Publishers Weekly cover from Dec 2009
The other day I was reading an interview with Ishmael Reed and he said some things about Black fiction that got me to thinking.? The interview was with Jill Nelson for his new book, “Barack Obama and the Jim Crow Media: Return of the Nigger Breakers.” Tell me how you REALLY feel Mr. Reed.
There is one part of the interview about Black art that stood out to me:
Jill Nelson: Why were you unable to get this book published in the United States?
Ishmael Reed: This is attributable to the state of black letters. Serious fiction and non fiction by blacks are becoming extinct, except for that which upholds the current line coming from the media owners and the corporations that all of the problems of Africans and African Americans are due to their behavior. This is true not only for literature but for black theater, film, art galleries and opinion columns as well. I saw a show of Kara Walker?s work at the Brooklyn Museum. I feel that this young brilliant artist?s growth is being stunted by museum curators, and big money capitalists.
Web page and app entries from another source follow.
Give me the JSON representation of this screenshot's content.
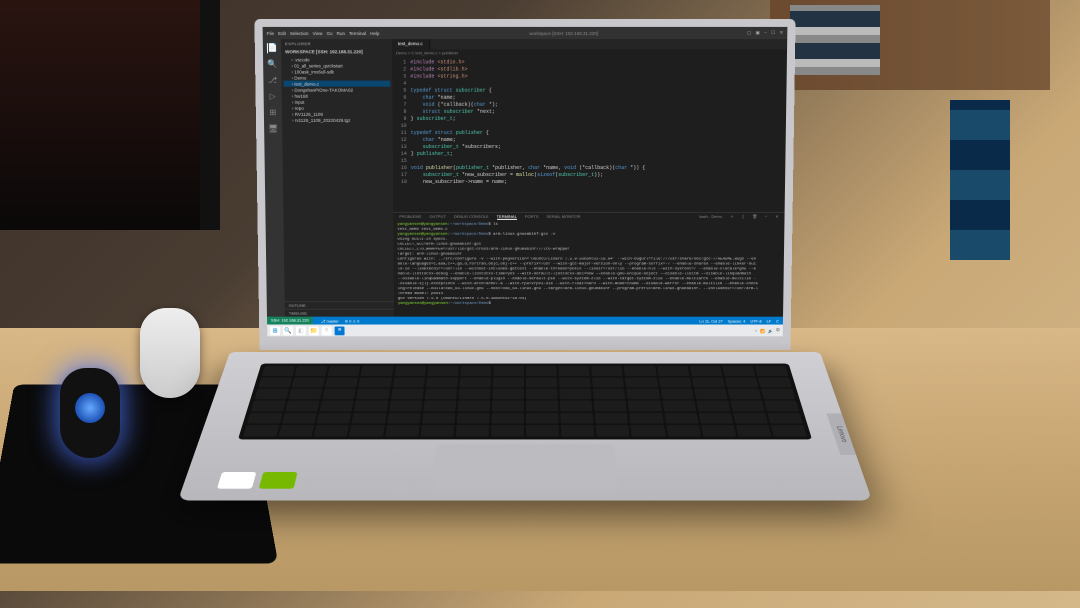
{
  "scene": {
    "laptop_brand": "Lenovo",
    "stickers": {
      "nvidia": "NVIDIA",
      "dolby": "DOLBY AUDIO"
    }
  },
  "vscode": {
    "menu": [
      "File",
      "Edit",
      "Selection",
      "View",
      "Go",
      "Run",
      "Terminal",
      "Help"
    ],
    "window_title": "workspace [SSH: 192.168.31.220]",
    "explorer": {
      "title": "EXPLORER",
      "workspace": "WORKSPACE [SSH: 192.168.31.220]",
      "items": [
        {
          "label": ".vscode"
        },
        {
          "label": "01_all_series_quickstart"
        },
        {
          "label": "100ask_imx6ull-sdk"
        },
        {
          "label": "Demo"
        },
        {
          "label": "test_demo.c",
          "selected": true
        },
        {
          "label": "DongshanPiOne-TAKOMA02"
        },
        {
          "label": "hw168"
        },
        {
          "label": "input"
        },
        {
          "label": "repo"
        },
        {
          "label": "RV1126_1109"
        },
        {
          "label": "rv1126_1109_20220429.tgz"
        }
      ],
      "footer": [
        "OUTLINE",
        "TIMELINE"
      ]
    },
    "editor": {
      "tab": "test_demo.c",
      "breadcrumb": "Demo > C test_demo.c > publisher",
      "lines": [
        {
          "n": 1,
          "html": "<span class='m'>#include</span> <span class='s'>&lt;stdio.h&gt;</span>"
        },
        {
          "n": 2,
          "html": "<span class='m'>#include</span> <span class='s'>&lt;stdlib.h&gt;</span>"
        },
        {
          "n": 3,
          "html": "<span class='m'>#include</span> <span class='s'>&lt;string.h&gt;</span>"
        },
        {
          "n": 4,
          "html": ""
        },
        {
          "n": 5,
          "html": "<span class='k'>typedef struct</span> <span class='t'>subscriber</span> {"
        },
        {
          "n": 6,
          "html": "    <span class='k'>char</span> *name;"
        },
        {
          "n": 7,
          "html": "    <span class='k'>void</span> (*callback)(<span class='k'>char</span> *);"
        },
        {
          "n": 8,
          "html": "    <span class='k'>struct</span> <span class='t'>subscriber</span> *next;"
        },
        {
          "n": 9,
          "html": "} <span class='t'>subscriber_t</span>;"
        },
        {
          "n": 10,
          "html": ""
        },
        {
          "n": 11,
          "html": "<span class='k'>typedef struct</span> <span class='t'>publisher</span> {"
        },
        {
          "n": 12,
          "html": "    <span class='k'>char</span> *name;"
        },
        {
          "n": 13,
          "html": "    <span class='t'>subscriber_t</span> *subscribers;"
        },
        {
          "n": 14,
          "html": "} <span class='t'>publisher_t</span>;"
        },
        {
          "n": 15,
          "html": ""
        },
        {
          "n": 16,
          "html": "<span class='k'>void</span> <span class='f'>publisher</span>(<span class='t'>publisher_t</span> *publisher, <span class='k'>char</span> *name, <span class='k'>void</span> (*callback)(<span class='k'>char</span> *)) {"
        },
        {
          "n": 17,
          "html": "    <span class='t'>subscriber_t</span> *new_subscriber = <span class='f'>malloc</span>(<span class='k'>sizeof</span>(<span class='t'>subscriber_t</span>));"
        },
        {
          "n": 18,
          "html": "    new_subscriber-&gt;name = name;"
        }
      ]
    },
    "panel": {
      "tabs": [
        "PROBLEMS",
        "OUTPUT",
        "DEBUG CONSOLE",
        "TERMINAL",
        "PORTS",
        "SERIAL MONITOR"
      ],
      "active": "TERMINAL",
      "shell_label": "bash - Demo",
      "lines": [
        {
          "prompt": "yangyansen@yangyansen",
          "path": "~/workspace/Demo",
          "cmd": "ls"
        },
        {
          "out": "test_demo  test_demo.c"
        },
        {
          "prompt": "yangyansen@yangyansen",
          "path": "~/workspace/Demo",
          "cmd": "arm-linux-gnueabihf-gcc -v"
        },
        {
          "out": "Using built-in specs."
        },
        {
          "out": "COLLECT_GCC=arm-linux-gnueabihf-gcc"
        },
        {
          "out": "COLLECT_LTO_WRAPPER=/usr/lib/gcc-cross/arm-linux-gnueabihf/7/lto-wrapper"
        },
        {
          "out": "Target: arm-linux-gnueabihf"
        },
        {
          "out": "Configured with: ../src/configure -v --with-pkgversion='Ubuntu/Linaro 7.5.0-3ubuntu1~18.04' --with-bugurl=file:///usr/share/doc/gcc-7/README.Bugs --en"
        },
        {
          "out": "able-languages=c,ada,c++,go,d,fortran,objc,obj-c++ --prefix=/usr --with-gcc-major-version-only --program-suffix=-7 --enable-shared --enable-linker-bui"
        },
        {
          "out": "ld-id --libexecdir=/usr/lib --without-included-gettext --enable-threads=posix --libdir=/usr/lib --enable-nls --with-sysroot=/ --enable-clocale=gnu --e"
        },
        {
          "out": "nable-libstdcxx-debug --enable-libstdcxx-time=yes --with-default-libstdcxx-abi=new --enable-gnu-unique-object --disable-libitm --disable-libquadmath"
        },
        {
          "out": "--disable-libquadmath-support --enable-plugin --enable-default-pie --with-system-zlib --with-target-system-zlib --enable-multiarch --enable-multilib -"
        },
        {
          "out": "-disable-sjlj-exceptions --with-arch=armv7-a --with-fpu=vfpv3-d16 --with-float=hard --with-mode=thumb --disable-werror --enable-multilib --enable-check"
        },
        {
          "out": "ing=release --build=x86_64-linux-gnu --host=x86_64-linux-gnu --target=arm-linux-gnueabihf --program-prefix=arm-linux-gnueabihf- --includedir=/usr/arm-l"
        },
        {
          "out": "Thread model: posix"
        },
        {
          "out": "gcc version 7.5.0 (Ubuntu/Linaro 7.5.0-3ubuntu1~18.04)"
        },
        {
          "prompt": "yangyansen@yangyansen",
          "path": "~/workspace/Demo",
          "cmd": ""
        }
      ]
    },
    "status": {
      "remote": "SSH: 192.168.31.220",
      "branch": "master",
      "errors": "0",
      "warnings": "0",
      "right": [
        "Ln 11, Col 27",
        "Spaces: 4",
        "UTF-8",
        "LF",
        "C"
      ]
    }
  },
  "taskbar": {
    "apps": [
      "start",
      "search",
      "task",
      "explorer",
      "edge",
      "store",
      "mail",
      "vscode"
    ]
  }
}
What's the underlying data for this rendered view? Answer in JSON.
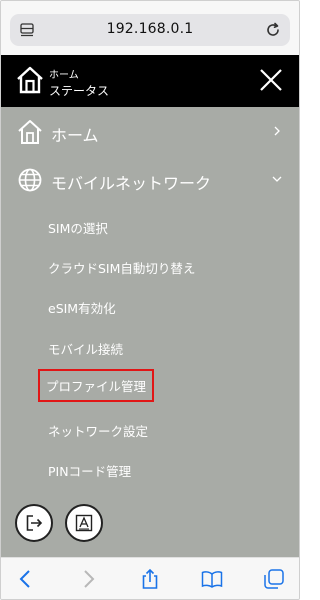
{
  "browser": {
    "url": "192.168.0.1",
    "reload_icon": "reload-icon",
    "tab_icon": "tab-overview-icon"
  },
  "header": {
    "breadcrumb": "ホーム",
    "title": "ステータス",
    "logo_icon": "home-icon",
    "close_icon": "close-icon"
  },
  "menu": {
    "items": [
      {
        "label": "ホーム",
        "icon": "home-icon",
        "chevron": "chevron-right-icon"
      },
      {
        "label": "モバイルネットワーク",
        "icon": "globe-icon",
        "chevron": "chevron-down-icon",
        "subitems": [
          {
            "label": "SIMの選択"
          },
          {
            "label": "クラウドSIM自動切り替え"
          },
          {
            "label": "eSIM有効化"
          },
          {
            "label": "モバイル接続"
          },
          {
            "label": "プロファイル管理",
            "highlighted": true
          },
          {
            "label": "ネットワーク設定"
          },
          {
            "label": "PINコード管理"
          }
        ]
      }
    ],
    "bottom_buttons": [
      {
        "icon": "logout-icon"
      },
      {
        "icon": "font-size-icon"
      }
    ]
  },
  "toolbar": {
    "buttons": [
      "back-icon",
      "forward-icon",
      "share-icon",
      "bookmarks-icon",
      "tabs-icon"
    ]
  },
  "colors": {
    "header_bg": "#000000",
    "menu_bg": "#a8aba6",
    "highlight": "#e11616",
    "toolbar_tint": "#1a73e8"
  }
}
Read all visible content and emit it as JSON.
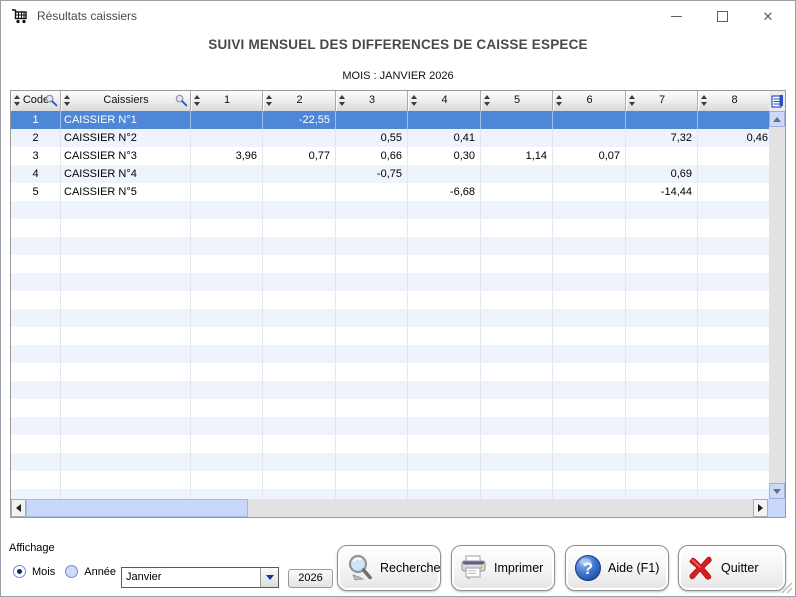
{
  "window": {
    "title": "Résultats caissiers"
  },
  "titlebar": {
    "icons": [
      "shopping-cart-icon",
      "minimize-icon",
      "maximize-icon",
      "close-icon"
    ]
  },
  "header": {
    "title": "SUIVI MENSUEL DES DIFFERENCES DE CAISSE ESPECE",
    "subtitle": "MOIS : JANVIER 2026"
  },
  "table": {
    "columns": [
      {
        "label": "Code",
        "searchable": true
      },
      {
        "label": "Caissiers",
        "searchable": true
      },
      {
        "label": "1"
      },
      {
        "label": "2"
      },
      {
        "label": "3"
      },
      {
        "label": "4"
      },
      {
        "label": "5"
      },
      {
        "label": "6"
      },
      {
        "label": "7"
      },
      {
        "label": "8"
      }
    ],
    "rows": [
      {
        "code": "1",
        "name": "CAISSIER N°1",
        "selected": true,
        "values": [
          "",
          "-22,55",
          "",
          "",
          "",
          "",
          "",
          ""
        ]
      },
      {
        "code": "2",
        "name": "CAISSIER N°2",
        "selected": false,
        "values": [
          "",
          "",
          "0,55",
          "0,41",
          "",
          "",
          "7,32",
          "0,46"
        ]
      },
      {
        "code": "3",
        "name": "CAISSIER N°3",
        "selected": false,
        "values": [
          "3,96",
          "0,77",
          "0,66",
          "0,30",
          "1,14",
          "0,07",
          "",
          ""
        ]
      },
      {
        "code": "4",
        "name": "CAISSIER N°4",
        "selected": false,
        "values": [
          "",
          "",
          "-0,75",
          "",
          "",
          "",
          "0,69",
          ""
        ]
      },
      {
        "code": "5",
        "name": "CAISSIER N°5",
        "selected": false,
        "values": [
          "",
          "",
          "",
          "-6,68",
          "",
          "",
          "-14,44",
          ""
        ]
      }
    ],
    "corner_icon": "table-menu-icon",
    "header_search_icon": "magnifier-icon",
    "sort_icon": "sort-arrows-icon"
  },
  "footer": {
    "affichage_label": "Affichage",
    "radio_mois": "Mois",
    "radio_annee": "Année",
    "radio_selected": "Mois",
    "month_value": "Janvier",
    "year_value": "2026",
    "buttons": [
      {
        "label": "Recherche",
        "icon": "magnifier-icon"
      },
      {
        "label": "Imprimer",
        "icon": "printer-icon"
      },
      {
        "label": "Aide (F1)",
        "icon": "help-icon"
      },
      {
        "label": "Quitter",
        "icon": "quit-x-icon"
      }
    ]
  },
  "colors": {
    "selected_row": "#4e87d8",
    "row_stripe": "#eef3fc",
    "scroll_thumb": "#c9d8fa",
    "help_blue": "#2f62c0",
    "quit_red": "#d81e1e"
  }
}
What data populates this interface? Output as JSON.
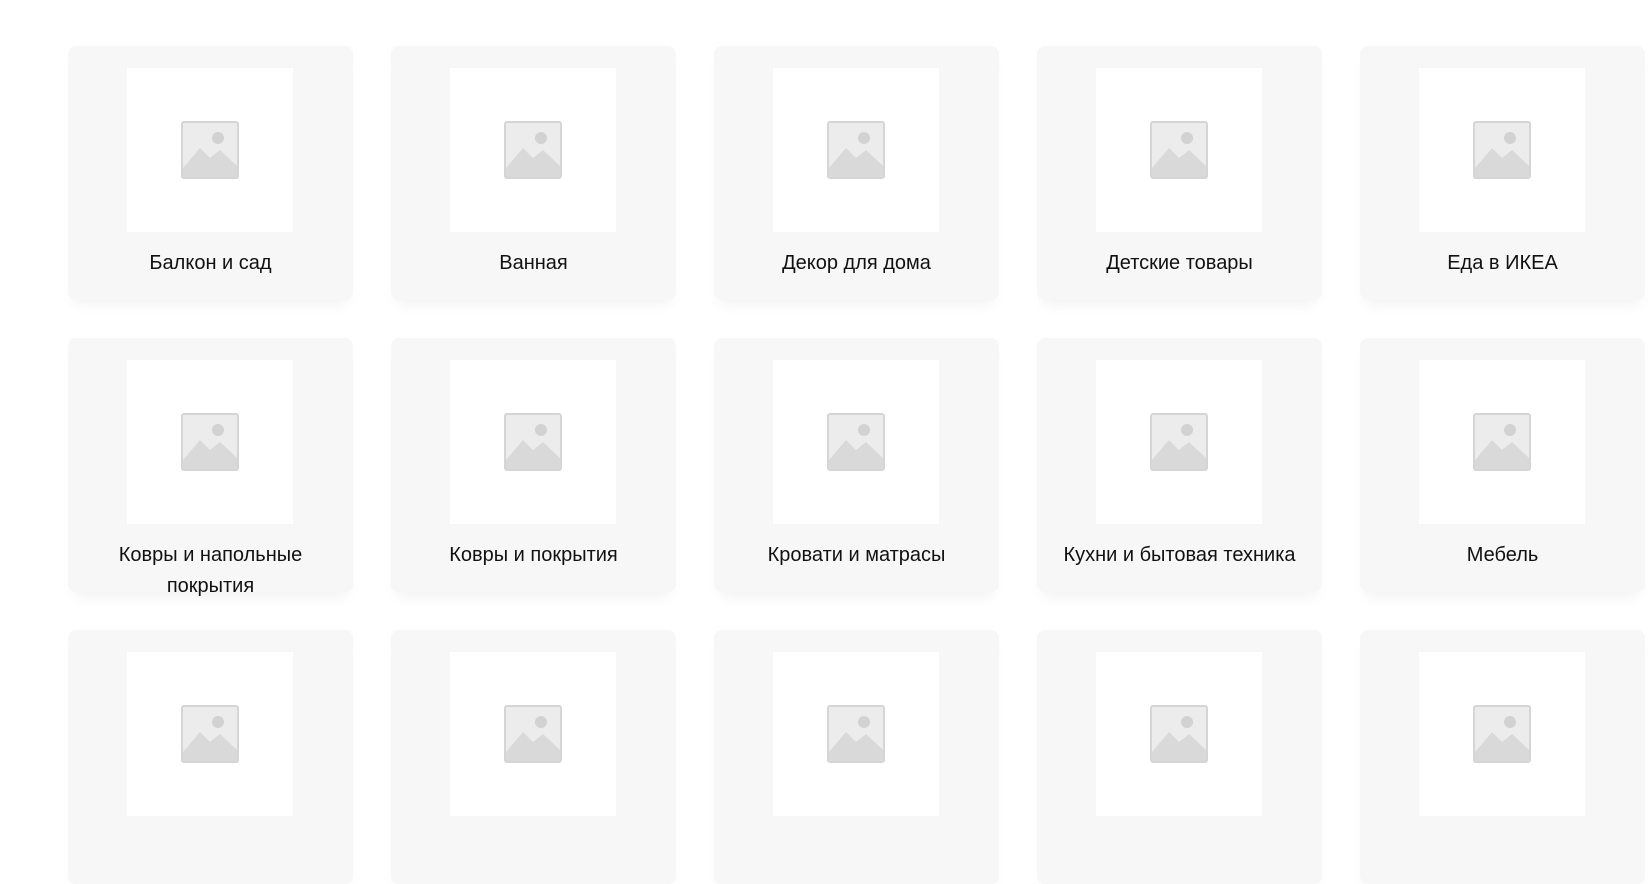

Even some white intellectuals support her most mediocre work and pit her against the great Betye Saar who uses a variety of materials and subject matter and whose work contains more depth.
This gave me something to think about, in terms of the serious, capital F fiction vs. hood lit conversation.
A little about my book background. I am a long time book list keeper. My? book list weighs a ton. And I don’t really get to read fiction often, so quirky fiction is special to me both because of my lack of time for it and its scarcity.
In fact, looking at my book list I realize that I have always had the eye and mind of an archivist (I have been working on a database of Black women artists which will be a link page on NMM then a site in its own right eventually.)
Then @janie_crawford and I had a conversation about the fact that Paul Beatty needs to be on Twitter. Say? Word. I was beginning to think about where are these Quirky Black Fiction writers who have published in the last ten or so years, as newcomers?